▸ RECORDS FOR PROCESSING

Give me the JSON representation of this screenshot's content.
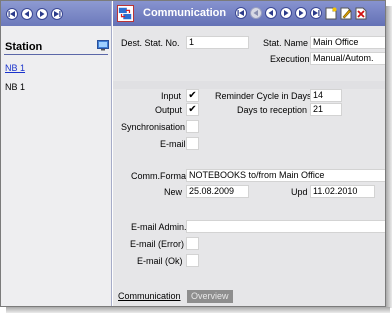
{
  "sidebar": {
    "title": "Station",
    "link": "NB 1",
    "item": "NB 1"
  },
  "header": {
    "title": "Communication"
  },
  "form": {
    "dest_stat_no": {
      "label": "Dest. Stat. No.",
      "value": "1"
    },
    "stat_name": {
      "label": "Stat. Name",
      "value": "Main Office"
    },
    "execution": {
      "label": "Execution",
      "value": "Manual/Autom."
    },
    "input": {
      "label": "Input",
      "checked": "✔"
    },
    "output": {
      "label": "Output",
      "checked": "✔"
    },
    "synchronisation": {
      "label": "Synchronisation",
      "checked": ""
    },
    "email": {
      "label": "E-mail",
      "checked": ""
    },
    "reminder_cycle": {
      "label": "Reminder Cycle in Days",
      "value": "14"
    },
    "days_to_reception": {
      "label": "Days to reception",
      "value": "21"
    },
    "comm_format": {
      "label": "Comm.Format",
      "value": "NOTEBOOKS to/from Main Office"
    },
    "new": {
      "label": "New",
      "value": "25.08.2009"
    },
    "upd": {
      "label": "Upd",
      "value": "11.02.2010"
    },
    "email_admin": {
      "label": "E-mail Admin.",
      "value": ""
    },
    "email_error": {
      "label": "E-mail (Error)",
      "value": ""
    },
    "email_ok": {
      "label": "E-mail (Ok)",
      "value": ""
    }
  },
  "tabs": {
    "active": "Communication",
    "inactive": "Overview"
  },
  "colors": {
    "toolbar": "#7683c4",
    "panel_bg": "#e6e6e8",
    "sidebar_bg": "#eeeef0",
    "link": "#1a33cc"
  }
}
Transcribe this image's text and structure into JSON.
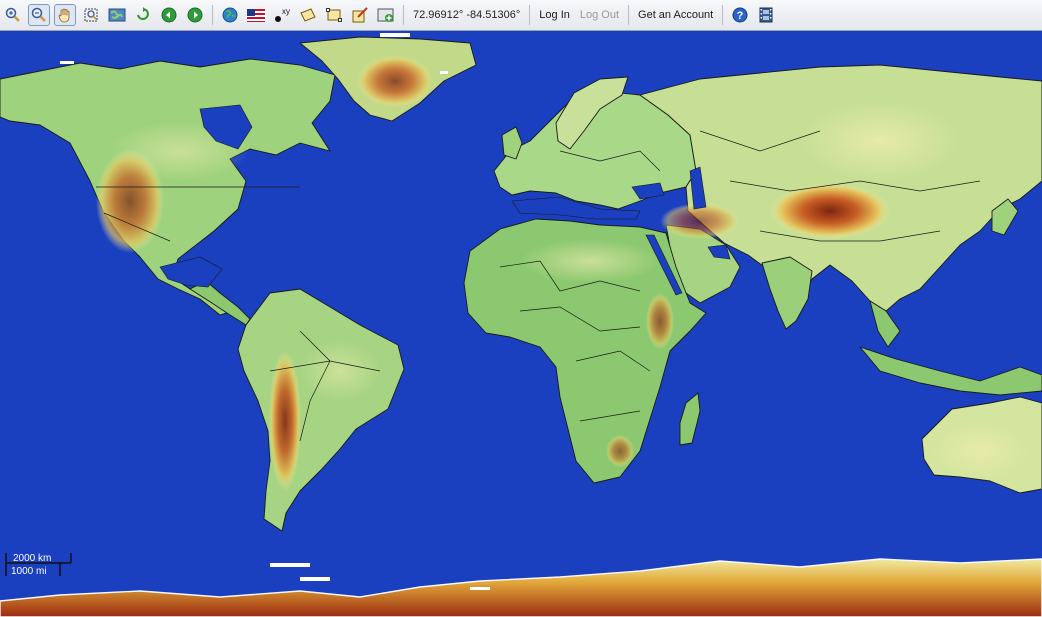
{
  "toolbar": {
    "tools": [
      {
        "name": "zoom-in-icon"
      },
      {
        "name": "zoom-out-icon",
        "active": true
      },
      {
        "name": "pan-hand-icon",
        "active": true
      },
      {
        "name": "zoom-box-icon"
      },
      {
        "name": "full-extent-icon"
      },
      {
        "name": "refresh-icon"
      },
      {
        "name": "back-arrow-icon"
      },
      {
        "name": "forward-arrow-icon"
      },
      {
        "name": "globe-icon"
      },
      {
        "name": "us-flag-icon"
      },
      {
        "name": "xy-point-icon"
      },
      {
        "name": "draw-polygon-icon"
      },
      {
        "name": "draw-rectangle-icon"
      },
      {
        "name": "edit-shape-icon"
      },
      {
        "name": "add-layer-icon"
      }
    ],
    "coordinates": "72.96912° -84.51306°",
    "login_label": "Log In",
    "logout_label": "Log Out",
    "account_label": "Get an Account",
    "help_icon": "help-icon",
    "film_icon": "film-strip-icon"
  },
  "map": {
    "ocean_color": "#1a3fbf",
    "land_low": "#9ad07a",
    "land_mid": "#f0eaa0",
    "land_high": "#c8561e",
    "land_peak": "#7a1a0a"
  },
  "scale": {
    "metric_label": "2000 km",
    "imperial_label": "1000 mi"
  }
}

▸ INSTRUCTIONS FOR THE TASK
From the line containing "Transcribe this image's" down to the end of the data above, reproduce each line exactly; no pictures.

▸ YOUR RESPONSE
Transcribe this image's text and structure into JSON.
{
  "toolbar": {
    "tools": [
      {
        "name": "zoom-in-icon"
      },
      {
        "name": "zoom-out-icon",
        "active": true
      },
      {
        "name": "pan-hand-icon",
        "active": true
      },
      {
        "name": "zoom-box-icon"
      },
      {
        "name": "full-extent-icon"
      },
      {
        "name": "refresh-icon"
      },
      {
        "name": "back-arrow-icon"
      },
      {
        "name": "forward-arrow-icon"
      },
      {
        "name": "globe-icon"
      },
      {
        "name": "us-flag-icon"
      },
      {
        "name": "xy-point-icon"
      },
      {
        "name": "draw-polygon-icon"
      },
      {
        "name": "draw-rectangle-icon"
      },
      {
        "name": "edit-shape-icon"
      },
      {
        "name": "add-layer-icon"
      }
    ],
    "coordinates": "72.96912° -84.51306°",
    "login_label": "Log In",
    "logout_label": "Log Out",
    "account_label": "Get an Account",
    "help_icon": "help-icon",
    "film_icon": "film-strip-icon"
  },
  "map": {
    "ocean_color": "#1a3fbf",
    "land_low": "#9ad07a",
    "land_mid": "#f0eaa0",
    "land_high": "#c8561e",
    "land_peak": "#7a1a0a"
  },
  "scale": {
    "metric_label": "2000 km",
    "imperial_label": "1000 mi"
  }
}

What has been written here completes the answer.